Climate change and Coronavirus: two sides of the same coin

So far, three months into the new year, Coronavirus has become a threat and it is having effects not only in public health, but economics and the environment. Just as in any system, when one thing changes, it has a ripple effect and many other things do, too.

But this situation did not start with coronavirus, rather the opposite. The disease COVID-19 is one of the effects that climate change has caused, pornhub and many more viruses or unknown illnesses could be waiting and lying underneath the surface. 

Although there is no evidence yet to this statement, it is certain that climate change has aided to the massive spread of the virus and that there is a strong relation between climate and infectious diseases. 

cracked ground

Warmer weather, warmer bodies 

First of all, the planet is warmer now than it was ten years ago. Only in 2019, the global temperature rose 1,1°C degrees. And last January currently holds the record for being the hottest first month since 2016. With Antarctica reaching 20 degrees Celsius for the first time in history, we probably still have a lot more to expect.

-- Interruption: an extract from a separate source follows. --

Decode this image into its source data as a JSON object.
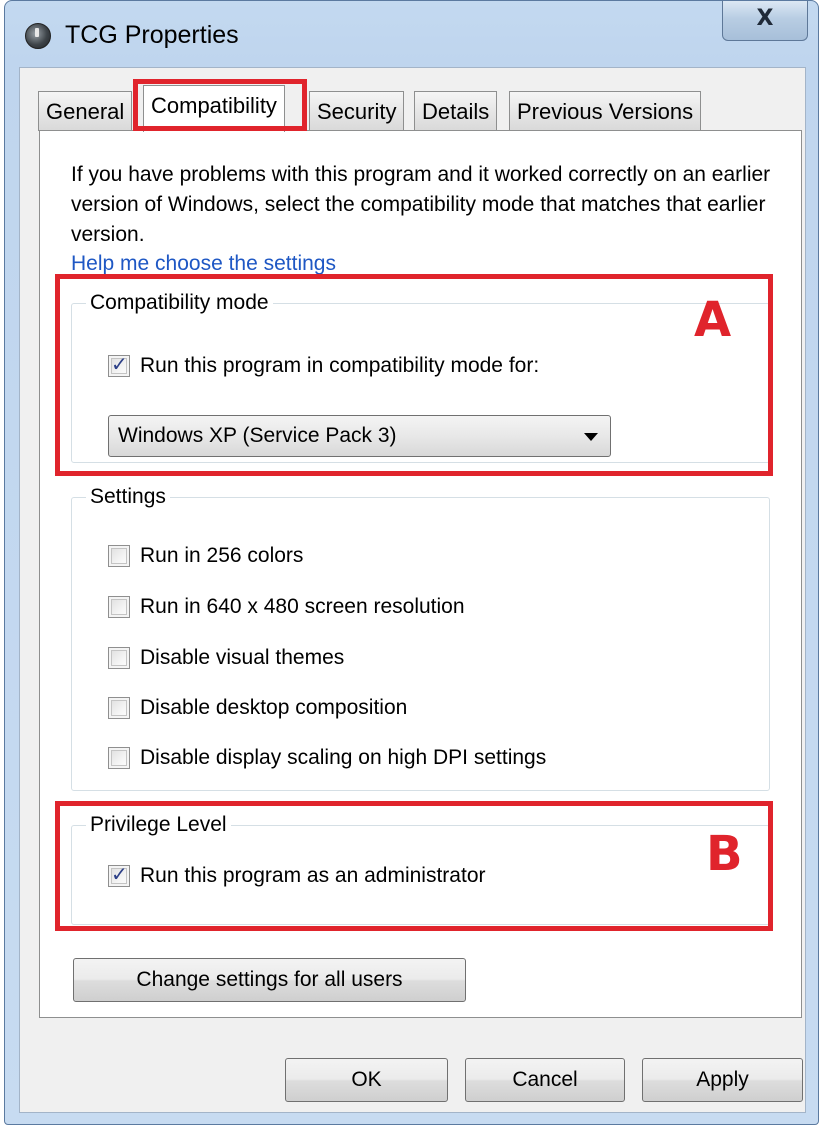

Since 1992, there have been many studies stating a number of ways climate change could lead to the spread of infectious disease. Scientists who study infectious disease are not surprised the COVID-19 appeared and spread as quickly as it is doing, they had long foreseen that warmer weather conditions could help different viruses and pathogens spread easier, but their knowledge has been accelerated with recent events and they are learning in real time. 

This particular virus came from bats, animals with body temperatures higher than those of human bodies, around 40.5 degrees Celsius. So, bats normally carry a lot of pathogens without normally suffering from them. 

Now, our bodies are disease-fighting machines, and when a pathogen enters our body, a fever starts to arise to fight off the intruder. Fevers fire up the immune system and the environment created within our body is harsh for pathogens to survive. 

However, as we experience higher temperatures, viruses and pathogens are better equipped to resist the high temperature of the human bodies. With that, one of our main defense mechanisms loses its effectiveness. 

Deforestation crisis 

Another important climate-related factor that could have led to the pandemic we are facing, is deforestation. As many areas of trees are being cut to boost urbanization, the animals that inhabited those spaces, are left without a home. 

“So, it’s, specific conditions like, de-forestation or increase of urbanization or agriculture, that put people closer to wildlife and that makes us more at risk or more exposed to these viruses that are natural in wildlife.“ (Luis Escobar, disease ecologist at Virginia Tech)

Escobar published a paper this week in the journal, EcoHealth that found that the response to this current Coronavirus has actually been faster than in previous outbreaks. A scientist at UNAM, Gustavo Cruz, has applied a statistic model to show how fast a disease spreads during its initial period. 

To compare and contrast, the H1N1 flu virus pandemic back in 2009, had a basic reproductive number(R0), or number of people one carrier could pass the virus along, was of 1.7, while the coronavirus has been said to have a R0 of 2.5. 

Pathogens had coexisted with their animal hosts for millions of years, but now, all the climate effects are making it easier for viruses to hurt humans in a global scale. 

black smartphone

Globalization. Hope or threat? 

While the global interconnection we have has helped the virus to become a pandemic, with people travelling on cruise ships and airplanes carrying the pathogen, it has also affected the economy worldwide. 

When China shut down their walls, they also shut down companies from all over the globe, affecting countries from their production of goods and services to their oil supply. Markets have taken a hard hit and a recession has been predicted. 

We don’t know yet the extent of the crisis, the origin of the disease was unknown and now it has grown exponentially. On the other hand, the same globalization can help us contain the virus and learn from it. 

This means that, scientists from every research facility in the world are studying the virus and working on a cure. What is more, we can prevent from repeating the massive spread like China and Italy, since we have seen that quarantines work and shutting international travels. 

Finally, this pandemic can teach us a very valuable lesson that can help us reduce climate change and its terrible effects. The virus is prompting us to change our habits in ways that could make a longer-term contribution to climate protection, actions like working from home, video conferencing, working shorter weeks or staggering office hours to reduce traffic.

The CO2 emissions in China have dropped dramatically by 25%, something unprecedented. 

We can decide to take this as a lesson that the more we damage the environment, the harsher our living conditions will be, but if w use the tools globalization has given us and change our working habits, lifestyles and mentality, we might have a better chance of surviving.